Saturday, August 29, 2009

Less is More

Yesterday I had a fascinating conversation with a conductor who spent the summer working with an orchestra in Salzburg. She spoke of the challenge of communicating with the musicians in German, when she barely speaks the language.

The conductor was forced to say less and rely even more on nonverbal communication and say only what was absolutely necessary. She realized that she was able to get across the same information just as effectively - and much more efficiently - than when she was speaking in English.

From the Green Room: Next time you prepare a presentation, imagine that you will be speaking to a group of people for whom English is a second language. Eliminate filler words. Speak as simply and clearly as possible. Focus on the essence of what you are trying to communicate. Then try practicing your speech focusing solely on nonverbal communication (gestures, facial expressions, movement, etc).

You will see that by using fewer words, you will actually say much more.


Anonymous said...

I love the eclectic sources of inspiration for your blog!
But isn't it also sometimes necessary to pare down non-verbal communication? I've definitely seen situations in which excessive use of gesture & facial expression interferes with the message even more than a surfeit of words.

Sarah Gershman said...

Of course.
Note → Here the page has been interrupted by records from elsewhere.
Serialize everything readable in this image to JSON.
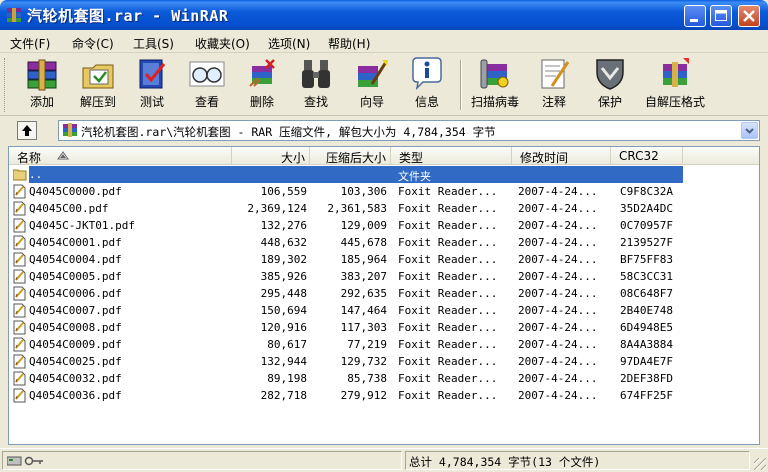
{
  "window": {
    "title": "汽轮机套图.rar - WinRAR"
  },
  "menu": [
    "文件(F)",
    "命令(C)",
    "工具(S)",
    "收藏夹(O)",
    "选项(N)",
    "帮助(H)"
  ],
  "toolbar": [
    {
      "label": "添加",
      "icon": "add-books-icon"
    },
    {
      "label": "解压到",
      "icon": "extract-folder-icon"
    },
    {
      "label": "测试",
      "icon": "test-book-icon"
    },
    {
      "label": "查看",
      "icon": "view-glasses-icon"
    },
    {
      "label": "删除",
      "icon": "delete-icon"
    },
    {
      "label": "查找",
      "icon": "find-binoculars-icon"
    },
    {
      "label": "向导",
      "icon": "wizard-icon"
    },
    {
      "label": "信息",
      "icon": "info-icon"
    },
    {
      "label": "扫描病毒",
      "icon": "virus-scan-icon"
    },
    {
      "label": "注释",
      "icon": "comment-icon"
    },
    {
      "label": "保护",
      "icon": "protect-shield-icon"
    },
    {
      "label": "自解压格式",
      "icon": "sfx-icon"
    }
  ],
  "address": {
    "path": "汽轮机套图.rar\\汽轮机套图 - RAR 压缩文件, 解包大小为 4,784,354 字节"
  },
  "columns": {
    "name": "名称",
    "size": "大小",
    "packed": "压缩后大小",
    "type": "类型",
    "modified": "修改时间",
    "crc": "CRC32"
  },
  "parent_row": {
    "name": "..",
    "type": "文件夹"
  },
  "files": [
    {
      "name": "Q4045C0000.pdf",
      "size": "106,559",
      "packed": "103,306",
      "type": "Foxit Reader...",
      "modified": "2007-4-24...",
      "crc": "C9F8C32A"
    },
    {
      "name": "Q4045C00.pdf",
      "size": "2,369,124",
      "packed": "2,361,583",
      "type": "Foxit Reader...",
      "modified": "2007-4-24...",
      "crc": "35D2A4DC"
    },
    {
      "name": "Q4045C-JKT01.pdf",
      "size": "132,276",
      "packed": "129,009",
      "type": "Foxit Reader...",
      "modified": "2007-4-24...",
      "crc": "0C70957F"
    },
    {
      "name": "Q4054C0001.pdf",
      "size": "448,632",
      "packed": "445,678",
      "type": "Foxit Reader...",
      "modified": "2007-4-24...",
      "crc": "2139527F"
    },
    {
      "name": "Q4054C0004.pdf",
      "size": "189,302",
      "packed": "185,964",
      "type": "Foxit Reader...",
      "modified": "2007-4-24...",
      "crc": "BF75FF83"
    },
    {
      "name": "Q4054C0005.pdf",
      "size": "385,926",
      "packed": "383,207",
      "type": "Foxit Reader...",
      "modified": "2007-4-24...",
      "crc": "58C3CC31"
    },
    {
      "name": "Q4054C0006.pdf",
      "size": "295,448",
      "packed": "292,635",
      "type": "Foxit Reader...",
      "modified": "2007-4-24...",
      "crc": "08C648F7"
    },
    {
      "name": "Q4054C0007.pdf",
      "size": "150,694",
      "packed": "147,464",
      "type": "Foxit Reader...",
      "modified": "2007-4-24...",
      "crc": "2B40E748"
    },
    {
      "name": "Q4054C0008.pdf",
      "size": "120,916",
      "packed": "117,303",
      "type": "Foxit Reader...",
      "modified": "2007-4-24...",
      "crc": "6D4948E5"
    },
    {
      "name": "Q4054C0009.pdf",
      "size": "80,617",
      "packed": "77,219",
      "type": "Foxit Reader...",
      "modified": "2007-4-24...",
      "crc": "8A4A3884"
    },
    {
      "name": "Q4054C0025.pdf",
      "size": "132,944",
      "packed": "129,732",
      "type": "Foxit Reader...",
      "modified": "2007-4-24...",
      "crc": "97DA4E7F"
    },
    {
      "name": "Q4054C0032.pdf",
      "size": "89,198",
      "packed": "85,738",
      "type": "Foxit Reader...",
      "modified": "2007-4-24...",
      "crc": "2DEF38FD"
    },
    {
      "name": "Q4054C0036.pdf",
      "size": "282,718",
      "packed": "279,912",
      "type": "Foxit Reader...",
      "modified": "2007-4-24...",
      "crc": "674FF25F"
    }
  ],
  "status": {
    "total": "总计 4,784,354 字节(13 个文件)"
  },
  "colors": {
    "title_blue": "#0550d0",
    "selection": "#316ac5",
    "face": "#ece9d8"
  }
}
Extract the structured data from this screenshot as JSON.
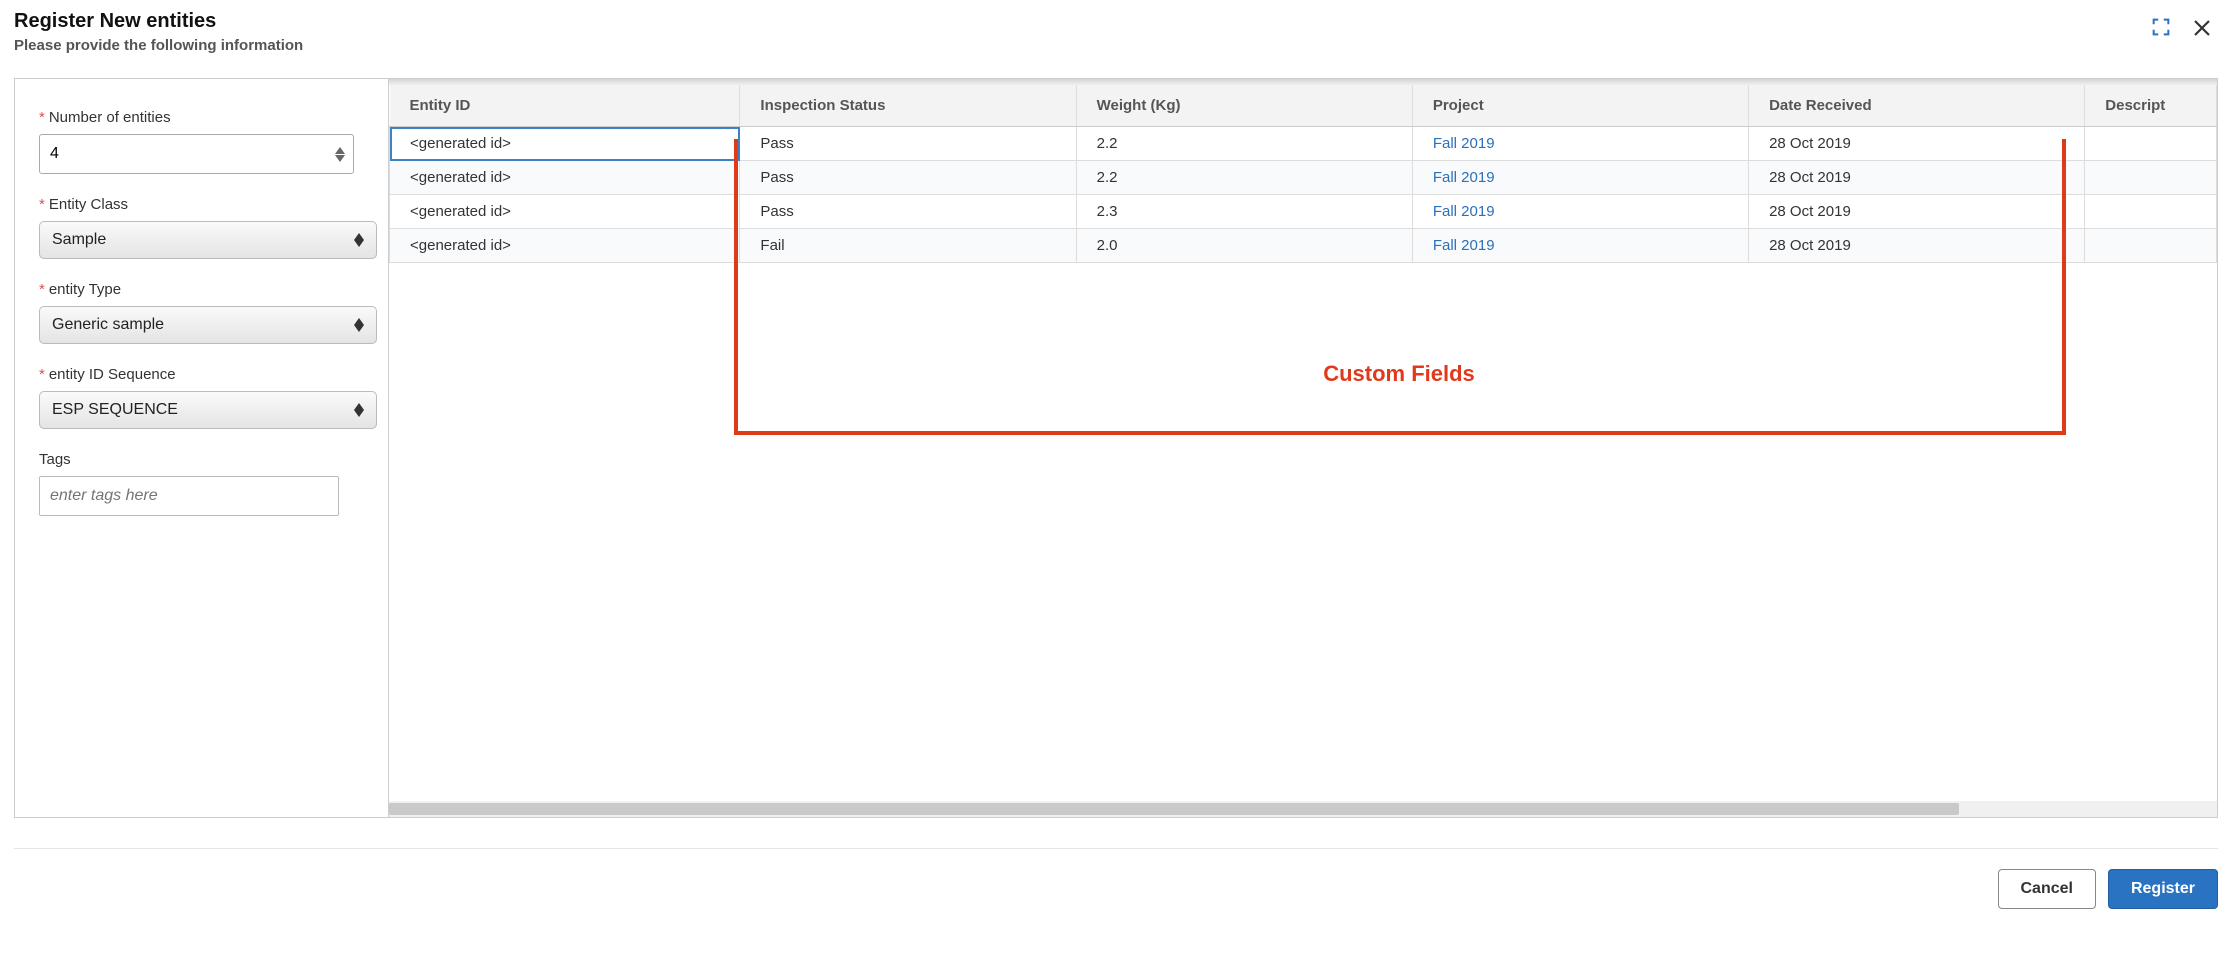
{
  "header": {
    "title": "Register New entities",
    "subtitle": "Please provide the following information"
  },
  "sidebar": {
    "numberOfEntities": {
      "label": "Number of entities",
      "value": "4"
    },
    "entityClass": {
      "label": "Entity Class",
      "value": "Sample"
    },
    "entityType": {
      "label": "entity Type",
      "value": "Generic sample"
    },
    "entityIdSequence": {
      "label": "entity ID Sequence",
      "value": "ESP SEQUENCE"
    },
    "tags": {
      "label": "Tags",
      "placeholder": "enter tags here"
    }
  },
  "table": {
    "columns": [
      "Entity ID",
      "Inspection Status",
      "Weight (Kg)",
      "Project",
      "Date Received",
      "Descript"
    ],
    "rows": [
      {
        "entityId": "<generated id>",
        "inspectionStatus": "Pass",
        "weight": "2.2",
        "project": "Fall 2019",
        "dateReceived": "28 Oct 2019",
        "description": ""
      },
      {
        "entityId": "<generated id>",
        "inspectionStatus": "Pass",
        "weight": "2.2",
        "project": "Fall 2019",
        "dateReceived": "28 Oct 2019",
        "description": ""
      },
      {
        "entityId": "<generated id>",
        "inspectionStatus": "Pass",
        "weight": "2.3",
        "project": "Fall 2019",
        "dateReceived": "28 Oct 2019",
        "description": ""
      },
      {
        "entityId": "<generated id>",
        "inspectionStatus": "Fail",
        "weight": "2.0",
        "project": "Fall 2019",
        "dateReceived": "28 Oct 2019",
        "description": ""
      }
    ]
  },
  "annotation": {
    "label": "Custom Fields"
  },
  "footer": {
    "cancel": "Cancel",
    "register": "Register"
  }
}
But simple, intentional gestures and motions can often say more than words.

Anonymous said...

Hi, Sarah,

It makes sense that this conductor would be able to communicate through the non-verbal language conductors use to communicate with musicians in both rehearsal and concerts. It's the language they share. Professional musicians in rehearsal generally don't want a lot of verbal communication, and a lot of musical terms are in Italian anyway! (smile) I'm glad this conductor had a good experience (I'm surprised that there weren't more English-speaking musicians in the orchestra) and I'm certain it will make her a better conductor in the end.

Actually, conductors need to pay attention to how they present themselves at concerts. The moment they step on stage, their demeanor and movements set the tone for the concert. Writers also need help for readings/book signings....(smile)

C.C. Yager

Sarah Gershman said...

Thank you for commenting. My conductor friend did mention that one of the hardest parts of conducting is that the musicians absorb every move you make. Please let me know if I can ever be helpful to you in terms of the readings and book signings. Good luck!